* [Try it]: Within the entries below, count the lines that hold the string "title" and give only that number.

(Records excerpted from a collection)
----------------

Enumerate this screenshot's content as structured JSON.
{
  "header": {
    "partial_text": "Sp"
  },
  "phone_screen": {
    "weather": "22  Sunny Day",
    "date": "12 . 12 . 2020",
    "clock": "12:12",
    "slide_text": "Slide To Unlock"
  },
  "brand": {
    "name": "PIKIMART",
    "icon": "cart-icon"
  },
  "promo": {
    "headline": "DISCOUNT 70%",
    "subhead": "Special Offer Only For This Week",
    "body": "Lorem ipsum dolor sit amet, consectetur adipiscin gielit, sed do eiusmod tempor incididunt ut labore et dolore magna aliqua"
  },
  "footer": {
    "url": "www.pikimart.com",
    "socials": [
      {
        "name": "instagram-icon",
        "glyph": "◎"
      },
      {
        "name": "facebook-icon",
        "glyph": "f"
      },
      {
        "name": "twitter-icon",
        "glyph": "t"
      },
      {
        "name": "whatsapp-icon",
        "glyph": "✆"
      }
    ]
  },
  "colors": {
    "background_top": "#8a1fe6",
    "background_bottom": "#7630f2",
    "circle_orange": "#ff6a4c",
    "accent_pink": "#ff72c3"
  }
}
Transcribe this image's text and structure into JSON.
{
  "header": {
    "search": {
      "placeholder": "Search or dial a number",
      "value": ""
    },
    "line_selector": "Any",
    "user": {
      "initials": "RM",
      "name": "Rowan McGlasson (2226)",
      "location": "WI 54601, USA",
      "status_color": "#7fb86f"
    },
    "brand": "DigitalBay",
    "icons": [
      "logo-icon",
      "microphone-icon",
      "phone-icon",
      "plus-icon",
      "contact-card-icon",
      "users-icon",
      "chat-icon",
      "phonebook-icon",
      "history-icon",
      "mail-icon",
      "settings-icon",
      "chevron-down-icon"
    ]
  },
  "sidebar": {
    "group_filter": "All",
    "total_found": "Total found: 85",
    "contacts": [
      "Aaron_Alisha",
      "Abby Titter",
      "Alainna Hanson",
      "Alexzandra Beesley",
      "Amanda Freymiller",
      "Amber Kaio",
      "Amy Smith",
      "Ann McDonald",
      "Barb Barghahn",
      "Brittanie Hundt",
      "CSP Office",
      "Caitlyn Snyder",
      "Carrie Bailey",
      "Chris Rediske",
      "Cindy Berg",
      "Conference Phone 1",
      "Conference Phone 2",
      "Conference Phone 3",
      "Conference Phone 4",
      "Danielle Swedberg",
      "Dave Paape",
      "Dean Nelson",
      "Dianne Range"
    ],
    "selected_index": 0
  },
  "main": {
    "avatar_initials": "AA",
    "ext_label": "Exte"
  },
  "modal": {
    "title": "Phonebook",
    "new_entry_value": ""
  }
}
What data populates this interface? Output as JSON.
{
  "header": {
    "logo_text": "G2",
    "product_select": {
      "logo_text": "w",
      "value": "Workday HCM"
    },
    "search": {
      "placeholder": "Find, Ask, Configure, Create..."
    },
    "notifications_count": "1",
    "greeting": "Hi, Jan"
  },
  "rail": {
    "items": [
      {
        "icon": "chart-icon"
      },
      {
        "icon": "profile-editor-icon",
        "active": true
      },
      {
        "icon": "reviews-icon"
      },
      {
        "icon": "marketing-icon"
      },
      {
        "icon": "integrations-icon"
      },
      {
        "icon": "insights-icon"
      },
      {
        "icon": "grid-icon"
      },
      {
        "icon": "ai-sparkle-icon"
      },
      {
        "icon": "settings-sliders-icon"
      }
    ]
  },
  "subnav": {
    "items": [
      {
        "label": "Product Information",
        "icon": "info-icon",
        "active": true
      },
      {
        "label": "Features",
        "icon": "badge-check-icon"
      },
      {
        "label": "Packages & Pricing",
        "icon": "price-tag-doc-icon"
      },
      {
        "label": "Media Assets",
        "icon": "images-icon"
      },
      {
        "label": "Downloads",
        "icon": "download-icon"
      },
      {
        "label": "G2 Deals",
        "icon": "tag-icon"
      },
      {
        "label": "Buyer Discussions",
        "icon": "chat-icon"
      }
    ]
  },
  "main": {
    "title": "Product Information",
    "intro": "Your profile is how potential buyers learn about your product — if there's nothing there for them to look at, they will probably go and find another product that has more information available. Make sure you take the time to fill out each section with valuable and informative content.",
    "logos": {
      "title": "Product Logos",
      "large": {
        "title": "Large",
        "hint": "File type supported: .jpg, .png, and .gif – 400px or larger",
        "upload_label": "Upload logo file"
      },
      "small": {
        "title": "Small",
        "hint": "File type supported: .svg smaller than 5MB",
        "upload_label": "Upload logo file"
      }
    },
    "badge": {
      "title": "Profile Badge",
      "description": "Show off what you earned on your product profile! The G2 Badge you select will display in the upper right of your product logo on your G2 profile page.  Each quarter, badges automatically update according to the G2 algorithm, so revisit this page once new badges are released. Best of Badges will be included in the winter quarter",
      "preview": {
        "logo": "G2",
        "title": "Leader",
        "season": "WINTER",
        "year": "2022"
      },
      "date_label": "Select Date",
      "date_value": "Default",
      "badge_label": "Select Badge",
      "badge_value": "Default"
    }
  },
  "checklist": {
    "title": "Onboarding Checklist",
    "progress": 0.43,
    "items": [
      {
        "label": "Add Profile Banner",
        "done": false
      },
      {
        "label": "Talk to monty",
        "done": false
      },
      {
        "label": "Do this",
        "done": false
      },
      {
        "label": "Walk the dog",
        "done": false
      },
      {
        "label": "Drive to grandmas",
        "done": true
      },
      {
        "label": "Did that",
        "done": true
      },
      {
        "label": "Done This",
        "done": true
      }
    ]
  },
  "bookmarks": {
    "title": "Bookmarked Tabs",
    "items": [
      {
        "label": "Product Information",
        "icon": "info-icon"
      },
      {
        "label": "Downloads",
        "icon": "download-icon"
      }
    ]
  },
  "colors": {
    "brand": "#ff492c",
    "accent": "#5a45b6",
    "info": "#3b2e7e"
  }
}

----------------

* [Exercise result]: 9